I did the “Kandi” record with Trina and then she took me to BET’s Rap City: Tha Bassment. I did the freestyle and from there, Missy took a liking to me. She took me under her wing. I was always just inspired. How she prepared for her concerts. I got to watch her work ethic in the studio and how she handled herself as a public figure. She always encouraged me in school. I got all As. I used to get like $1000 for report cards.
You’re now signed to Atlantic Records. A lot of people have the misconception that having a record deal means that your rap career should be easy. Were you surprised?
It hasn’t really started yet for me. I knew it would be like this, because I know people who have been in the game. They think just because you sign on the dotted line, you’re a big star. It takes so much. You get signed and then you have to work a thousand times harder than even before you got signed.
This season, we see you balancing your studies at the University of Miami and your music this season. Why is getting a degree important to you?
I just see it adding value to myself. Why not do it? I always feel like music will work out for me but going to college is helping me. It’ll make me smarter. I’ll handle business [better] and it’ll help me with my branding.
You have a lot of big-name supporters in hip-hop but I hear you have a good Beyonce story.

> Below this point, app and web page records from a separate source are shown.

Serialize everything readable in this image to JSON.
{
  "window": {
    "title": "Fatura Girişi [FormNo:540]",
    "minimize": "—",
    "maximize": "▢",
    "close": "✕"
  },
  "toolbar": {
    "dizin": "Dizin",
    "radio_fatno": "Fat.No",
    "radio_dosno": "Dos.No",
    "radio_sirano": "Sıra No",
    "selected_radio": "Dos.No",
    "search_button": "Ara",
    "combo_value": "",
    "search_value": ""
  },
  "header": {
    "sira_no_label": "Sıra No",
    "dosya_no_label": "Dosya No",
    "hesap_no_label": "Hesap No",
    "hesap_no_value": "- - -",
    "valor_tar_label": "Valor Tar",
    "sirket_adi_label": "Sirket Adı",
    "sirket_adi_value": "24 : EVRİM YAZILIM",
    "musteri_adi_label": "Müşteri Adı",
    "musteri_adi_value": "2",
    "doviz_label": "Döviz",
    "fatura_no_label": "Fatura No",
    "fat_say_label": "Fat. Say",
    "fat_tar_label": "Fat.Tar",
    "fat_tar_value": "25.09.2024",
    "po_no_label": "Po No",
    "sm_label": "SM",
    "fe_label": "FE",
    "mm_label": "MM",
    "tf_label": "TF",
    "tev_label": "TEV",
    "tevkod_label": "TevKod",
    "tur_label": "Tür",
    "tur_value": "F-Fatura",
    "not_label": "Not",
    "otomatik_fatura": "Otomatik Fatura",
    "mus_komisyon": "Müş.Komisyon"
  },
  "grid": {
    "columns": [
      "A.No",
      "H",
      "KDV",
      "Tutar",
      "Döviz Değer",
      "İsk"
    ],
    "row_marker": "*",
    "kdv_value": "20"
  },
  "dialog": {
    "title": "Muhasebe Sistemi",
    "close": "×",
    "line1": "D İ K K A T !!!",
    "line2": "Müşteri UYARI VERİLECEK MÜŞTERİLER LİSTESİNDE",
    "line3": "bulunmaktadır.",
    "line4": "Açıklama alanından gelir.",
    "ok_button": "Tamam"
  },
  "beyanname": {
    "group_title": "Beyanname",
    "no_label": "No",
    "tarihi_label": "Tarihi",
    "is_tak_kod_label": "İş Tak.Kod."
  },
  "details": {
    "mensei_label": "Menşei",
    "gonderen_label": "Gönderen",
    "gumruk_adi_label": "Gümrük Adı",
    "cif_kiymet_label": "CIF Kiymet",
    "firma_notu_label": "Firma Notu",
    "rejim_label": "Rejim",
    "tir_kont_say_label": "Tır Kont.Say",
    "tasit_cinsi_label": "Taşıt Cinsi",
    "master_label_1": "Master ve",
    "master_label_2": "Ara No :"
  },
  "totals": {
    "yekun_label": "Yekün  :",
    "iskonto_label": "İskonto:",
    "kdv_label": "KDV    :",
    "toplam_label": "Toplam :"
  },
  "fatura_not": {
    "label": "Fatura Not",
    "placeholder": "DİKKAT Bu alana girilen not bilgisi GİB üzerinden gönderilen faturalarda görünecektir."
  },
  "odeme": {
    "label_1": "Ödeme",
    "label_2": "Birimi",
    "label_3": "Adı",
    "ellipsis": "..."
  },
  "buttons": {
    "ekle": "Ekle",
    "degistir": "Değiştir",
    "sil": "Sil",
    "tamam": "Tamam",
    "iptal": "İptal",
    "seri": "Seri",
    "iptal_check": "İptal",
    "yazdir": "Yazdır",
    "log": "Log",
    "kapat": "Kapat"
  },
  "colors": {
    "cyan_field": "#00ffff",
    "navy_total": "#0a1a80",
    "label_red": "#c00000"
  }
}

Last year, I met Beyonce. Before I even met her, she put my “Marilyn Monroe” video on her site. When I met her—I met her and Jay at LIV—and they were down for Art Basel in Miami. We actually sat and talked. She was like, “I love you. Just keep going.” She was telling me I was gonna be a star. Jay told me to never change and just keep at it. It was different. I had met her [earlier] when I was on tour with Flo-Rida. He opened for her. After the show, she shook my hand and was like, “I’m sorry. I’m so sweaty.” I was like, “You don’t have to apologize!” I was still in high school then. I remember telling my best friend and she was like, “Don’t bathe for a week!”
This season, what do you want viewers to see about Brianna?
You can be real and still win the game. Females, a lot of time, feel like they can’t be themselves and be successful. I just want to be myself and show that real still wins.
Is it important for you to be a role model?
Not really. I don’t try to do it intentionally because you wouldn’t want that added pressure. I just hope to positively influence others while being myself.